They agreed to changeovers occurring on Sunday night and also that they would have dinner together as a family that night which was an opportunity for the children to see their parents together and so Mary and Mark could share information about activities for the children. Both parents agreed that they would do the shopping for the week they cared for the children and paid half for someone to come in and do cleaning each Monday so neither had to worry about the state the house was in.  

This arrangement worked well because the parents had an amicable separation and were able to communicate easily about the children. The parents came to mediation a year after separation, not because they were in dispute about the arrangement but because they needed to discuss how they could maintain the children in the family home and allow Mark to buy a flat using some of the equity from the family home. 

Bob and Sally

Bob and Sally* came to mediation as neither wanted to leave the family home even though they knew separation was inevitable. They lived in a small rural town and accommodation was difficult. Neither had the financial means to set up another house for themselves and the children. They were worried about stress for the children in the family home.

A friend offered them a flat which was very basic and not suitable for the children. Sally was not happy about the idea of living in the flat even for short periods of time as she did not feel safe. Sally was also the primary carer of the children and did not work outside of the home. She was devastated about the prospect of separation and what that might mean for her.  

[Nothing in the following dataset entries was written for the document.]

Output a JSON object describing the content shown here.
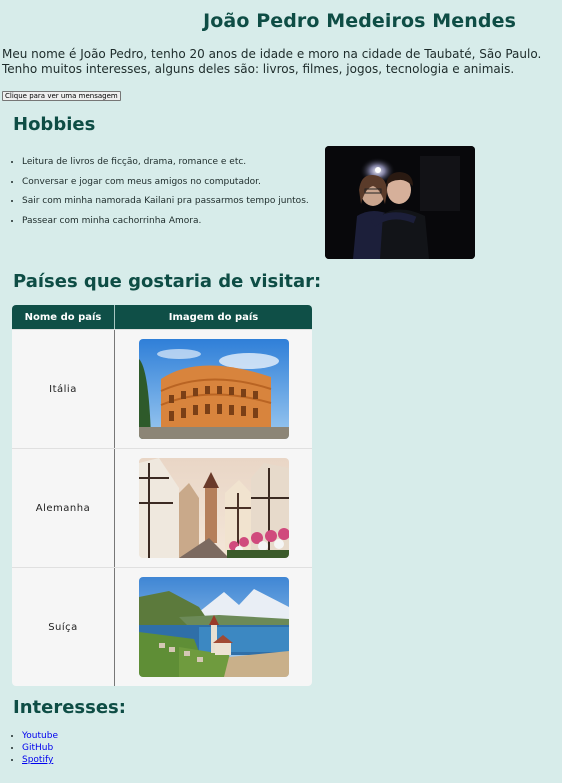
{
  "header": {
    "title": "João Pedro Medeiros Mendes"
  },
  "intro": {
    "line1": "Meu nome é João Pedro, tenho 20 anos de idade e moro na cidade de Taubaté, São Paulo.",
    "line2": "Tenho muitos interesses, alguns deles são: livros, filmes, jogos, tecnologia e animais."
  },
  "message_button": {
    "label": "Clique para ver uma mensagem"
  },
  "hobbies": {
    "title": "Hobbies",
    "items": [
      "Leitura de livros de ficção, drama, romance e etc.",
      "Conversar e jogar com meus amigos no computador.",
      "Sair com minha namorada Kailani pra passarmos tempo juntos.",
      "Passear com minha cachorrinha Amora."
    ],
    "photo_icon": "couple-photo"
  },
  "countries": {
    "title": "Países que gostaria de visitar:",
    "headers": [
      "Nome do país",
      "Imagem do país"
    ],
    "rows": [
      {
        "name": "Itália",
        "image": "colosseum-image"
      },
      {
        "name": "Alemanha",
        "image": "german-street-image"
      },
      {
        "name": "Suíça",
        "image": "swiss-lake-image"
      }
    ]
  },
  "interests": {
    "title": "Interesses:",
    "links": [
      "Youtube",
      "GitHub",
      "Spotify"
    ]
  },
  "colors": {
    "background": "#d7ecea",
    "heading": "#0e4d45",
    "table_header": "#0f4f47",
    "link": "#0000ee"
  }
}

They eventually agreed that Bob would take the flat. Bob would have care of the children every second weekend and he would come to the house every Wednesday to cook dinner for the children and spend time with them. Sally agreed that she would vacate the house every second weekend and also on Wednesday nights, returning at 9.30pm when the children were in bed.  

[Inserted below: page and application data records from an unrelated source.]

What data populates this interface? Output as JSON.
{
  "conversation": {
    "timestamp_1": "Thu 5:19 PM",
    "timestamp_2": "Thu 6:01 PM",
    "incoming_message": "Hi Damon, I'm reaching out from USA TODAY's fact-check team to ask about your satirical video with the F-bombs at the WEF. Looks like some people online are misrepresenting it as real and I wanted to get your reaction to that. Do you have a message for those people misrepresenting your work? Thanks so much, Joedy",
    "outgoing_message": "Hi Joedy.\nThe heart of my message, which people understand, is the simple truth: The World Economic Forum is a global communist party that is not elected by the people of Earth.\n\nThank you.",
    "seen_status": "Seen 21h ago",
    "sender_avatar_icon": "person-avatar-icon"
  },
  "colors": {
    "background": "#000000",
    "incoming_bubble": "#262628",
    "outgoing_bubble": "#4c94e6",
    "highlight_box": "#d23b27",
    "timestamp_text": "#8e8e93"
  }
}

This arrangement was reviewed after six months and both parents agreed it was working well for them and the children. Sally had taken the opportunity to enrol in a course and was looking forward to going back into employment. She was able to stay with her sister in the city about 30kms away. She began to enjoy her weekends to herself and felt she was a more confident person and parent. Mark appreciated the time he had with the children especially being able to give them baths and put them to bed. He said he had struggled with the less than adequate accommodation when he was not in the home but also agreed that financially the free flat made the most sense.

Both agreed the children were benefitting from remaining in the home with their routine. Although there had been quite a lot of tears from their daughter when Sally left every second Friday, both agreed they had been able to support her and that she had come to terms with the arrangement. They agreed to continue with the arrangements and review it again in another six months.

* Names changed to maintain confidentiality

Family Dispute Resolution

If you are considering bird nesting or any other parenting arrangement, Family Dispute Resolution is a mediation service that is free for many families and is a great place discuss if this would work for your family.

FairWay’s mediators assist thousands of families each year to reach care of children agreements that place the needs of the children at the centre of their plan.

To find out more about Family Dispute Resolution please click here or call us on 0800 77 44 20.